    Provides employment information relevant to general practitioners (GP) in Great Britain as of August 13, 2005. Search for a salaried GP by a high quality and outcome framework-achieving, three-partner practice with excellent nursing and support team; Salaried GP wanted by practice in market town...

  • Typical GP will soon be part-timer and female. Cameron, Ian // Pulse;6/11/2005, Vol. 65 Issue 23, p20 

    Reports on the trend of creating general practitioners (GP) posts in Great Britain. Percentage of women in the GP workforce; Factors contributing to the increase of part-time working in GP; Problems encountered by GP in the practice; Statement of physician Hamish Meldrum, chairman of GPC.

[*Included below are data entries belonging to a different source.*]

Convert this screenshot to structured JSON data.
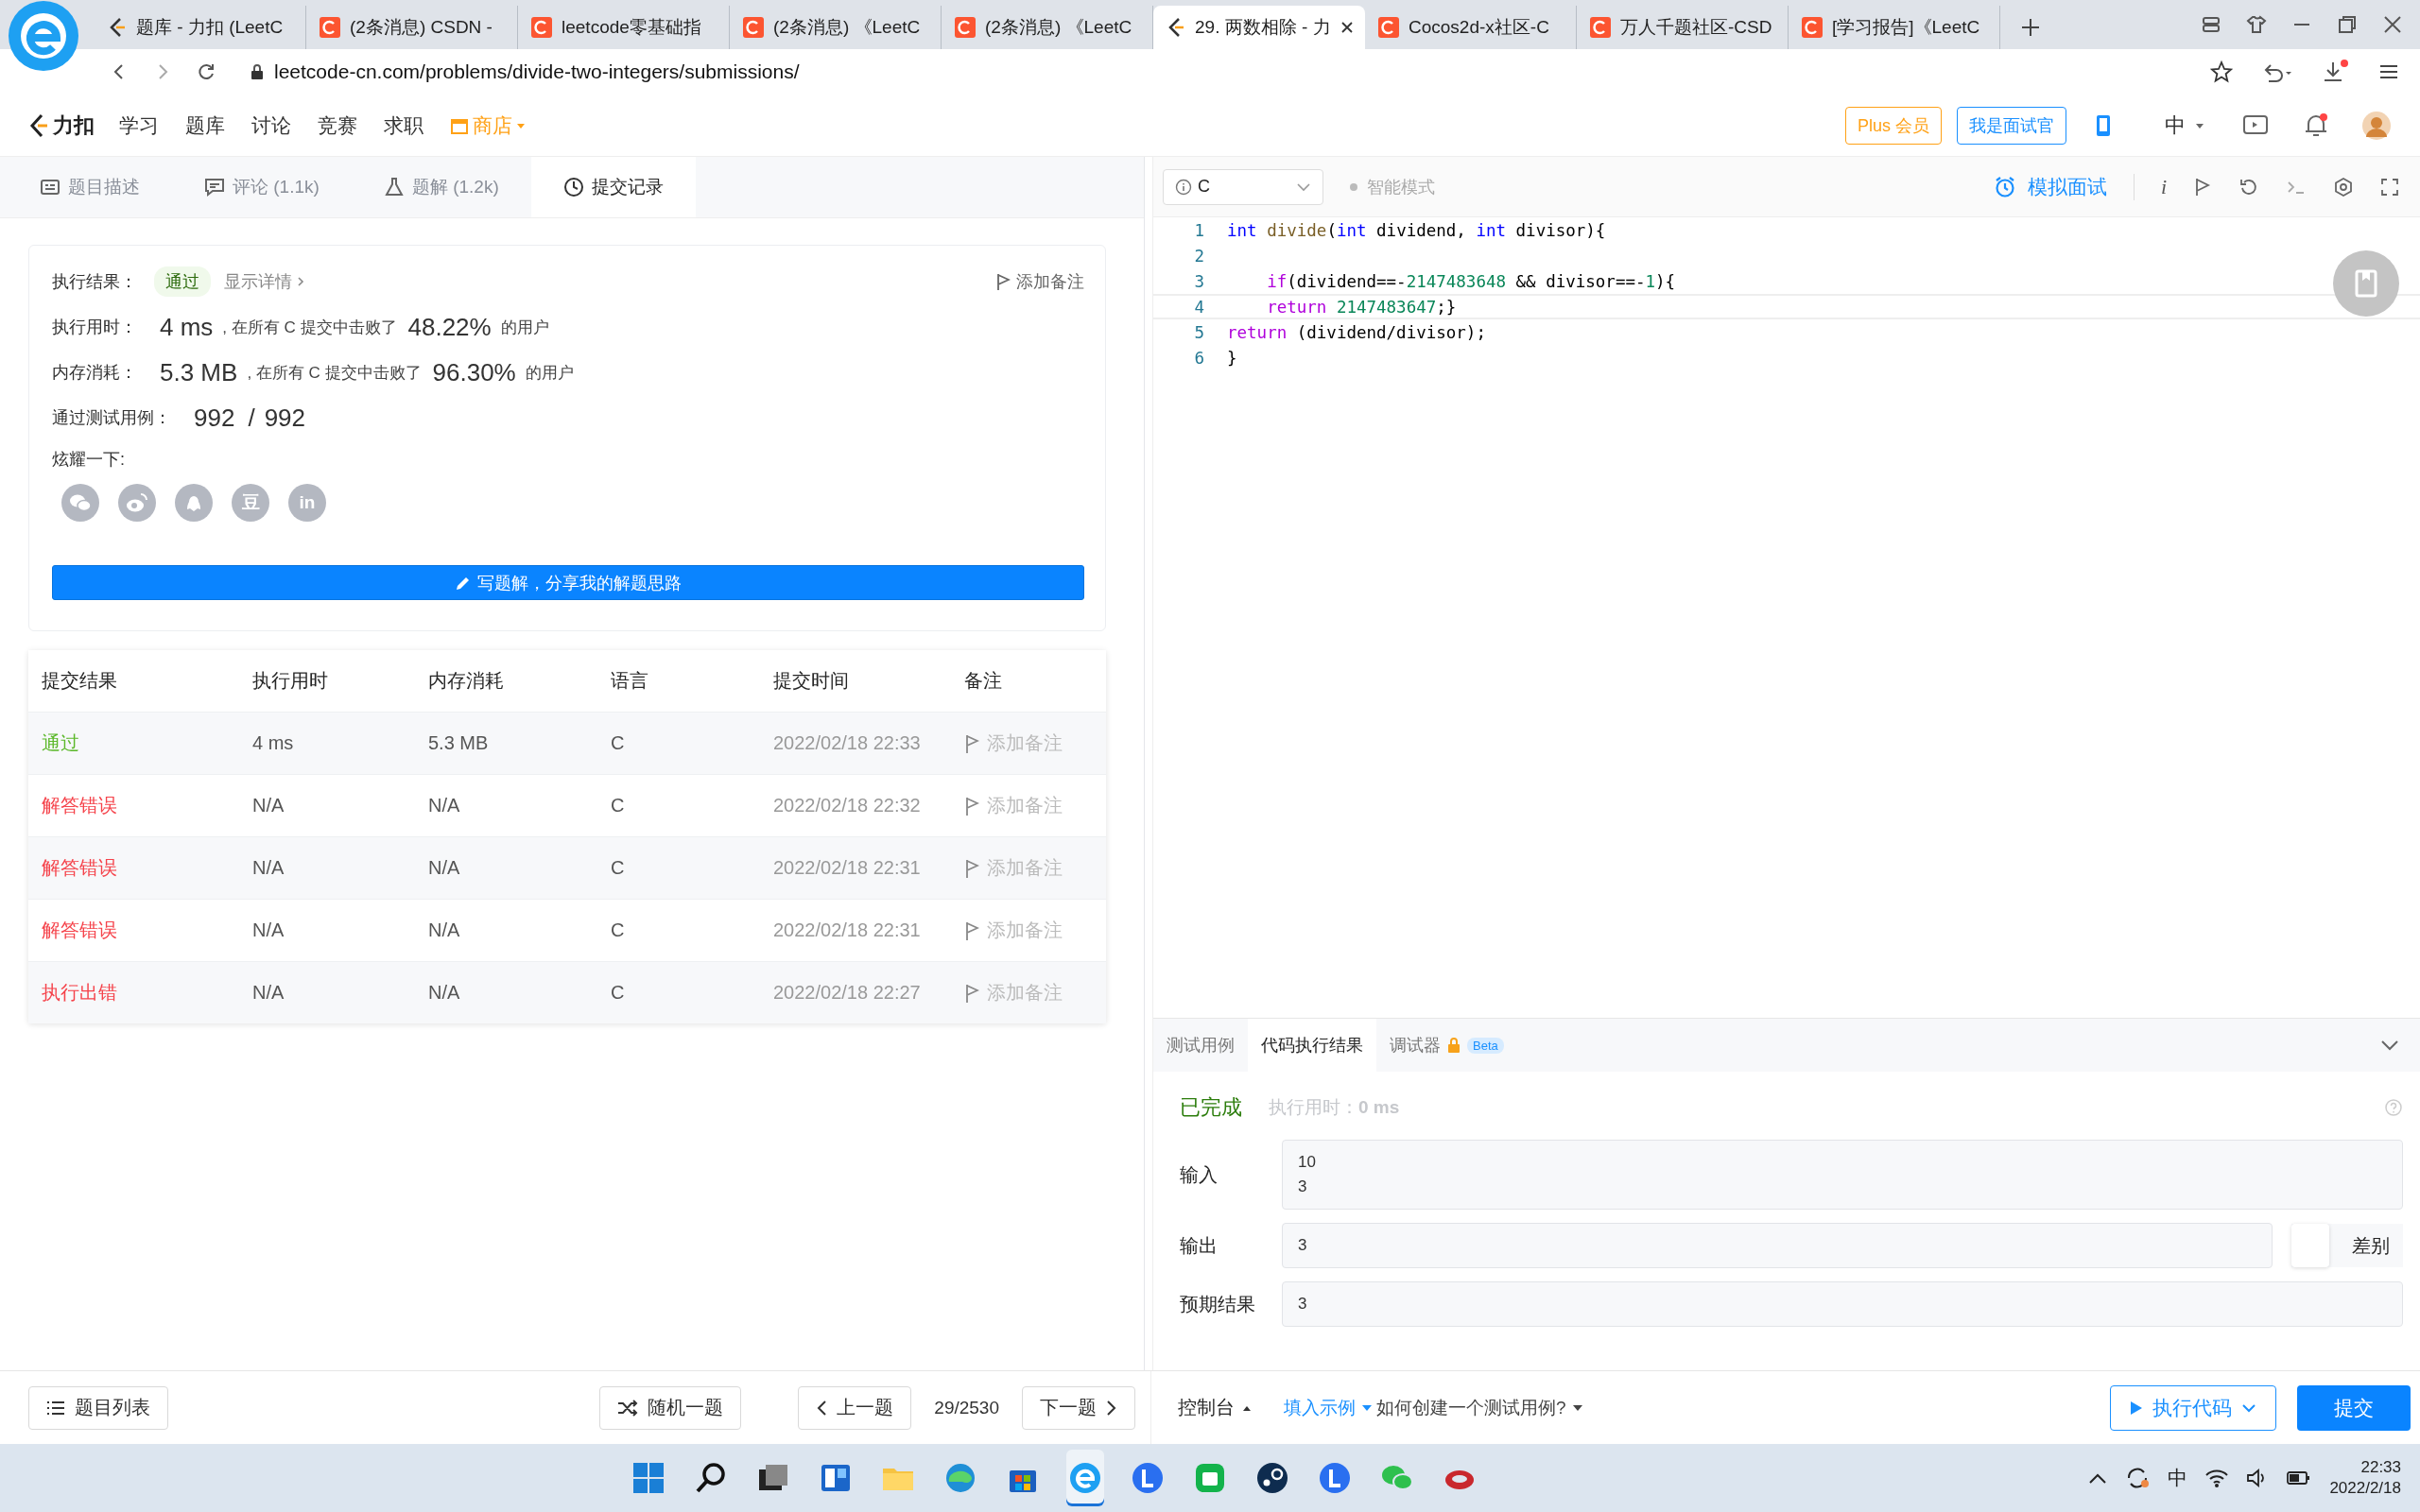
{
  "browser": {
    "tabs": [
      {
        "title": "题库 - 力扣 (LeetC",
        "kind": "leetcode",
        "selected": false
      },
      {
        "title": "(2条消息) CSDN -",
        "kind": "csdn",
        "selected": false
      },
      {
        "title": "leetcode零基础指",
        "kind": "csdn",
        "selected": false
      },
      {
        "title": "(2条消息) 《LeetC",
        "kind": "csdn",
        "selected": false
      },
      {
        "title": "(2条消息) 《LeetC",
        "kind": "csdn",
        "selected": false
      },
      {
        "title": "29. 两数相除 - 力",
        "kind": "leetcode",
        "selected": true
      },
      {
        "title": "Cocos2d-x社区-C",
        "kind": "csdn",
        "selected": false
      },
      {
        "title": "万人千题社区-CSD",
        "kind": "csdn",
        "selected": false
      },
      {
        "title": "[学习报告]《LeetC",
        "kind": "csdn",
        "selected": false
      }
    ],
    "address": "leetcode-cn.com/problems/divide-two-integers/submissions/"
  },
  "site_header": {
    "logo": "力扣",
    "nav": [
      {
        "label": "学习",
        "kind": "plain"
      },
      {
        "label": "题库",
        "kind": "plain"
      },
      {
        "label": "讨论",
        "kind": "plain"
      },
      {
        "label": "竞赛",
        "kind": "plain"
      },
      {
        "label": "求职",
        "kind": "plain"
      },
      {
        "label": "商店",
        "kind": "store"
      }
    ],
    "plus": "Plus 会员",
    "interviewer": "我是面试官",
    "language": "中"
  },
  "left_tabs": [
    {
      "label": "题目描述",
      "selected": false
    },
    {
      "label": "评论 (1.1k)",
      "selected": false
    },
    {
      "label": "题解 (1.2k)",
      "selected": false
    },
    {
      "label": "提交记录",
      "selected": true
    }
  ],
  "result_card": {
    "result_label": "执行结果：",
    "result": "通过",
    "details": "显示详情",
    "note": "添加备注",
    "time_label": "执行用时：",
    "time": "4 ms",
    "time_text": ", 在所有 C 提交中击败了",
    "time_pct": "48.22%",
    "time_suffix": "的用户",
    "mem_label": "内存消耗：",
    "mem": "5.3 MB",
    "mem_text": ", 在所有 C 提交中击败了",
    "mem_pct": "96.30%",
    "mem_suffix": "的用户",
    "cases_label": "通过测试用例：",
    "cases_passed": "992",
    "cases_sep": "/",
    "cases_total": "992",
    "share_label": "炫耀一下:",
    "share": [
      {
        "kind": "wechat"
      },
      {
        "kind": "weibo"
      },
      {
        "kind": "qq"
      },
      {
        "kind": "glyph",
        "glyph": "豆"
      },
      {
        "kind": "glyph",
        "glyph": "in"
      }
    ],
    "write_button": "写题解，分享我的解题思路"
  },
  "submissions": {
    "columns": [
      "提交结果",
      "执行用时",
      "内存消耗",
      "语言",
      "提交时间",
      "备注"
    ],
    "rows": [
      {
        "status": "通过",
        "color": "#5cb82a",
        "time": "4 ms",
        "memory": "5.3 MB",
        "language": "C",
        "submitted": "2022/02/18 22:33",
        "note": "添加备注"
      },
      {
        "status": "解答错误",
        "color": "#f5424a",
        "time": "N/A",
        "memory": "N/A",
        "language": "C",
        "submitted": "2022/02/18 22:32",
        "note": "添加备注"
      },
      {
        "status": "解答错误",
        "color": "#f5424a",
        "time": "N/A",
        "memory": "N/A",
        "language": "C",
        "submitted": "2022/02/18 22:31",
        "note": "添加备注"
      },
      {
        "status": "解答错误",
        "color": "#f5424a",
        "time": "N/A",
        "memory": "N/A",
        "language": "C",
        "submitted": "2022/02/18 22:31",
        "note": "添加备注"
      },
      {
        "status": "执行出错",
        "color": "#f5424a",
        "time": "N/A",
        "memory": "N/A",
        "language": "C",
        "submitted": "2022/02/18 22:27",
        "note": "添加备注"
      }
    ]
  },
  "editor": {
    "language": "C",
    "smart_mode": "智能模式",
    "mock_interview": "模拟面试",
    "info": "i",
    "lines": [
      {
        "number": "1",
        "tokens": [
          {
            "kind": "type",
            "text": "int"
          },
          {
            "kind": "func",
            "text": " divide"
          },
          {
            "kind": "plain",
            "text": "("
          },
          {
            "kind": "type",
            "text": "int"
          },
          {
            "kind": "plain",
            "text": " dividend, "
          },
          {
            "kind": "type",
            "text": "int"
          },
          {
            "kind": "plain",
            "text": " divisor){"
          }
        ]
      },
      {
        "number": "2"
      },
      {
        "number": "3",
        "tokens": [
          {
            "kind": "control",
            "text": "    if"
          },
          {
            "kind": "plain",
            "text": "(dividend==-"
          },
          {
            "kind": "number",
            "text": "2147483648"
          },
          {
            "kind": "plain",
            "text": " && divisor==-"
          },
          {
            "kind": "number",
            "text": "1"
          },
          {
            "kind": "plain",
            "text": "){"
          }
        ]
      },
      {
        "number": "4",
        "current": true,
        "tokens": [
          {
            "kind": "control",
            "text": "    return"
          },
          {
            "kind": "number",
            "text": " 2147483647"
          },
          {
            "kind": "plain",
            "text": ";}"
          }
        ]
      },
      {
        "number": "5",
        "tokens": [
          {
            "kind": "control",
            "text": "return"
          },
          {
            "kind": "plain",
            "text": " (dividend/divisor);"
          }
        ]
      },
      {
        "number": "6",
        "tokens": [
          {
            "kind": "plain",
            "text": "}"
          }
        ]
      }
    ]
  },
  "console": {
    "tabs": [
      {
        "label": "测试用例",
        "selected": false
      },
      {
        "label": "代码执行结果",
        "selected": true
      },
      {
        "label": "调试器",
        "selected": false,
        "badge": "Beta"
      }
    ],
    "status": "已完成",
    "time_label": "执行用时：",
    "time": "0 ms",
    "fields": [
      {
        "label": "输入",
        "lines": [
          "10",
          "3"
        ]
      },
      {
        "label": "输出",
        "lines": [
          "3"
        ],
        "diff": "差别",
        "diff_on": false
      },
      {
        "label": "预期结果",
        "lines": [
          "3"
        ]
      }
    ]
  },
  "footer": {
    "list": "题目列表",
    "random": "随机一题",
    "prev": "上一题",
    "position": "29/2530",
    "next": "下一题",
    "console": "控制台",
    "fill_example": "填入示例",
    "how_to": "如何创建一个测试用例?",
    "run": "执行代码",
    "submit": "提交"
  },
  "taskbar": {
    "ime": "中",
    "time": "22:33",
    "date": "2022/2/18"
  }
}
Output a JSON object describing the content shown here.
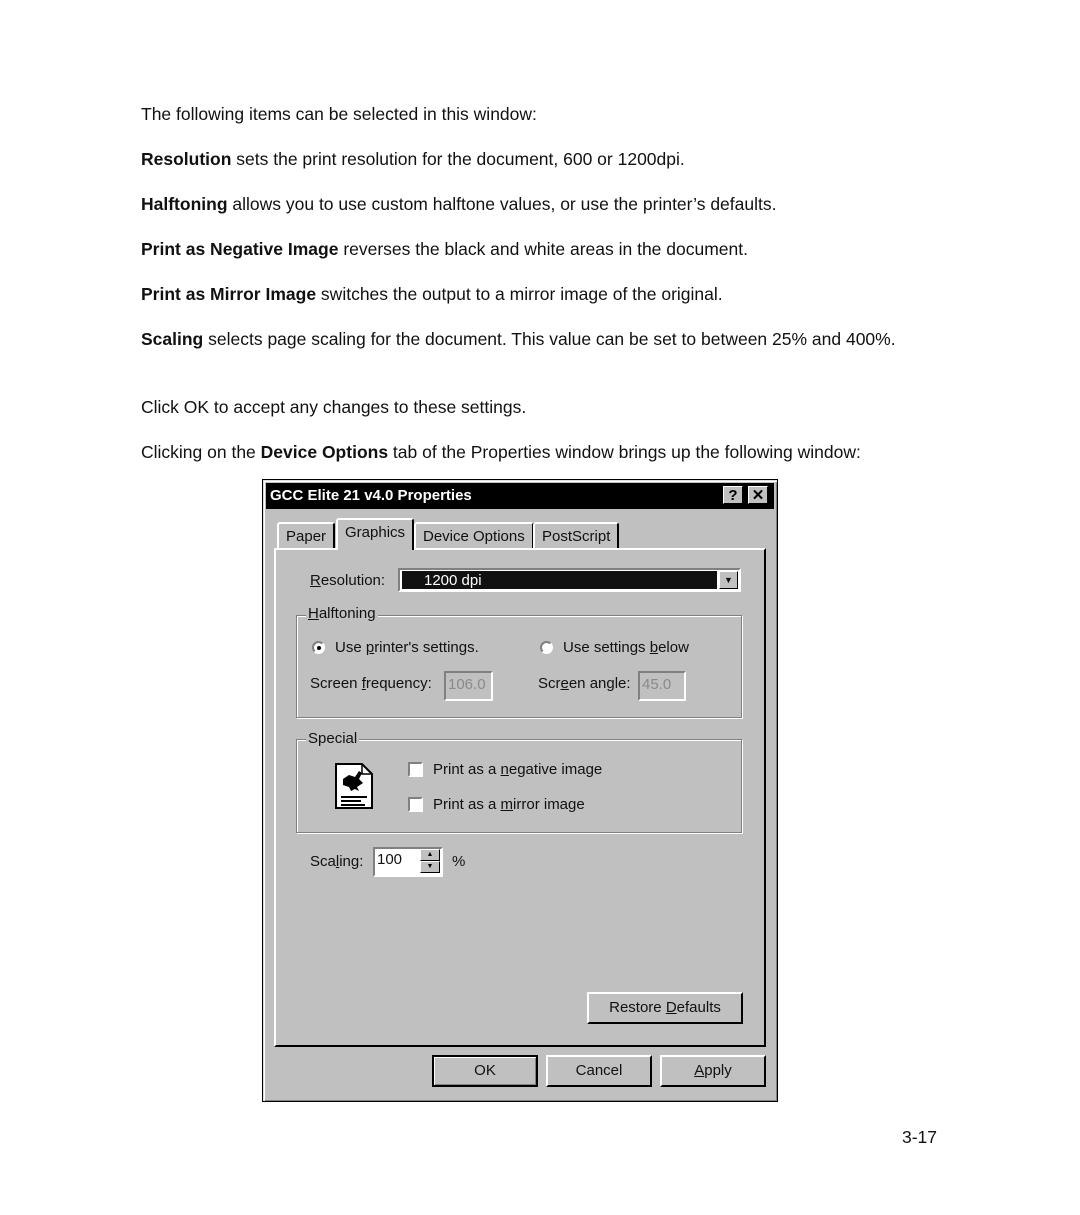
{
  "document": {
    "intro": "The following items can be selected in this window:",
    "items": [
      {
        "term": "Resolution",
        "desc": " sets the print resolution for the document, 600 or 1200dpi."
      },
      {
        "term": "Halftoning",
        "desc": " allows you to use custom halftone values, or use the printer’s defaults."
      },
      {
        "term": "Print as Negative Image",
        "desc": " reverses the black and white areas in the document."
      },
      {
        "term": "Print as Mirror Image",
        "desc": " switches the output to a mirror image of the original."
      },
      {
        "term": "Scaling",
        "desc": " selects page scaling for the document. This value can be set to between 25% and 400%."
      }
    ],
    "ok_note": "Click OK to accept any changes to these settings.",
    "device_pre": "Clicking on the ",
    "device_term": "Device Options",
    "device_post": " tab of the Properties window brings up the following window:",
    "page_number": "3-17"
  },
  "dialog": {
    "title": "GCC Elite 21 v4.0 Properties",
    "help_icon": "?",
    "close_icon": "✕",
    "tabs": [
      {
        "label": "Paper",
        "active": false
      },
      {
        "label": "Graphics",
        "active": true
      },
      {
        "label": "Device Options",
        "active": false
      },
      {
        "label": "PostScript",
        "active": false
      }
    ],
    "resolution": {
      "label_u": "R",
      "label_rest": "esolution:",
      "selected": "1200 dpi"
    },
    "halftoning": {
      "group_u": "H",
      "group_rest": "alftoning",
      "option1": {
        "pre": "Use ",
        "u": "p",
        "post": "rinter's settings.",
        "checked": true
      },
      "option2": {
        "pre": "Use settings ",
        "u": "b",
        "post": "elow",
        "checked": false
      },
      "freq_label": {
        "pre": "Screen ",
        "u": "f",
        "post": "requency:"
      },
      "freq_value": "106.0",
      "angle_label": {
        "pre": "Scr",
        "u": "e",
        "post": "en angle:"
      },
      "angle_value": "45.0"
    },
    "special": {
      "group_label": "Special",
      "icon": "printer-document-icon",
      "negative": {
        "pre": "Print as a ",
        "u": "n",
        "post": "egative image",
        "checked": false
      },
      "mirror": {
        "pre": "Print as a ",
        "u": "m",
        "post": "irror image",
        "checked": false
      }
    },
    "scaling": {
      "pre": "Sca",
      "u": "l",
      "post": "ing:",
      "value": "100",
      "unit": "%"
    },
    "restore": {
      "pre": "Restore ",
      "u": "D",
      "post": "efaults"
    },
    "buttons": {
      "ok": "OK",
      "cancel": "Cancel",
      "apply_u": "A",
      "apply_rest": "pply"
    }
  }
}
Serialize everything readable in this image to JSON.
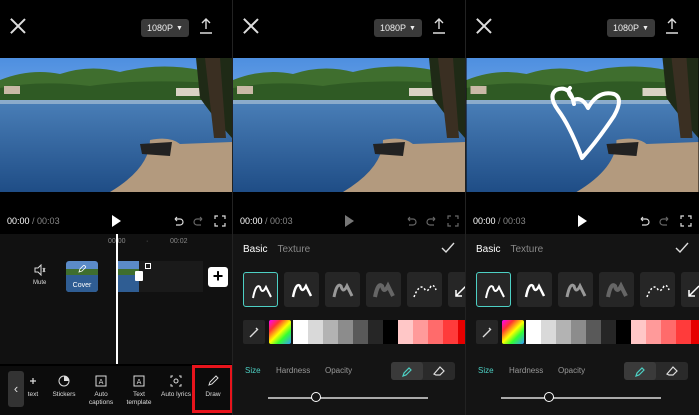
{
  "panels": [
    {
      "resolution": "1080P",
      "time_current": "00:00",
      "time_total": "/ 00:03",
      "ruler": [
        "00:00",
        "00:02"
      ],
      "mute_label": "Mute",
      "cover_label": "Cover",
      "tools": [
        {
          "label": "text",
          "icon": "text-icon"
        },
        {
          "label": "Stickers",
          "icon": "sticker-icon"
        },
        {
          "label": "Auto captions",
          "icon": "auto-captions-icon"
        },
        {
          "label": "Text template",
          "icon": "text-template-icon"
        },
        {
          "label": "Auto lyrics",
          "icon": "auto-lyrics-icon"
        },
        {
          "label": "Draw",
          "icon": "pencil-icon"
        }
      ]
    },
    {
      "resolution": "1080P",
      "time_current": "00:00",
      "time_total": "/ 00:03",
      "tab_basic": "Basic",
      "tab_texture": "Texture",
      "size_label": "Size",
      "hardness_label": "Hardness",
      "opacity_label": "Opacity",
      "size_value": 0.3
    },
    {
      "resolution": "1080P",
      "time_current": "00:00",
      "time_total": "/ 00:03",
      "tab_basic": "Basic",
      "tab_texture": "Texture",
      "size_label": "Size",
      "hardness_label": "Hardness",
      "opacity_label": "Opacity",
      "size_value": 0.3
    }
  ],
  "colors": {
    "accent": "#4dd0c4",
    "highlight": "#e8141c",
    "swatches": [
      "#ffffff",
      "#d9d9d9",
      "#b3b3b3",
      "#8c8c8c",
      "#595959",
      "#262626",
      "#000000",
      "#ffc7c7",
      "#ff9a9a",
      "#ff6b6b",
      "#ff3b3b",
      "#ff1a1a",
      "#e60000"
    ]
  }
}
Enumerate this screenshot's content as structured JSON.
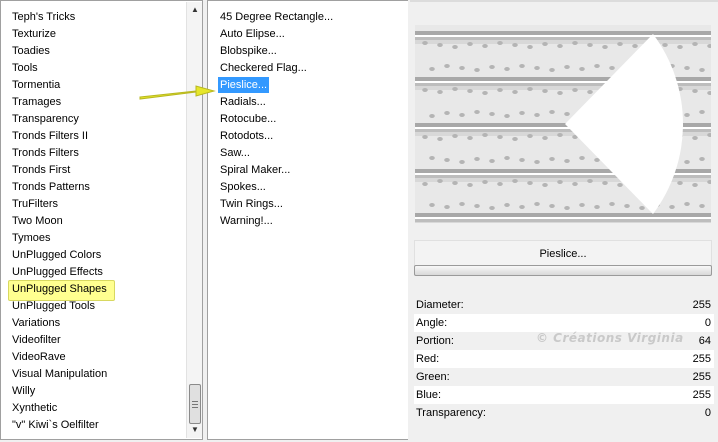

  • Motivating Factors for Academic Physicians Within Departments of Medicine. Wright, Scott M.; Beasley, Brent W. // Mayo Clinic Proceedings;Sep2004, Vol. 79 Issue 9, p1145 

    The article reports on the motivating factors for academic physicians within departments of medicine. This study shed light on the occupational values and the factors that motivate academic physicians. These factors appear to be different for clinician-investigators and clinician-educators, as...

  • GP workforce in Scotland up 10%.  // GP: General Practitioner;2/6/2009, p16 

    The article reports on the rise of general practitioners (GPs) working in Scotland. According to an official data, the total headcount increase of GPs in 2004 is 4,456 to 4,921 in 2008, which is 10.4% increase. Moreover, the data showed that the number of Scottish GP workforce indicates 10% rise...

  • State of the profession. Cameron, Ian // Pulse;4/27/2006, Vol. 66 Issue 17, p1 

    The article reports on the status of employment in the health services, particularly in general practice medicine in Great Britain, based on the results of an annual census released by the government. Statistics indicate an increase in the number of general practitioners with women doctors...


Read the Article


Sorry, but this item is not currently available from your library.

Try another library?
Sign out of this library

Other Topics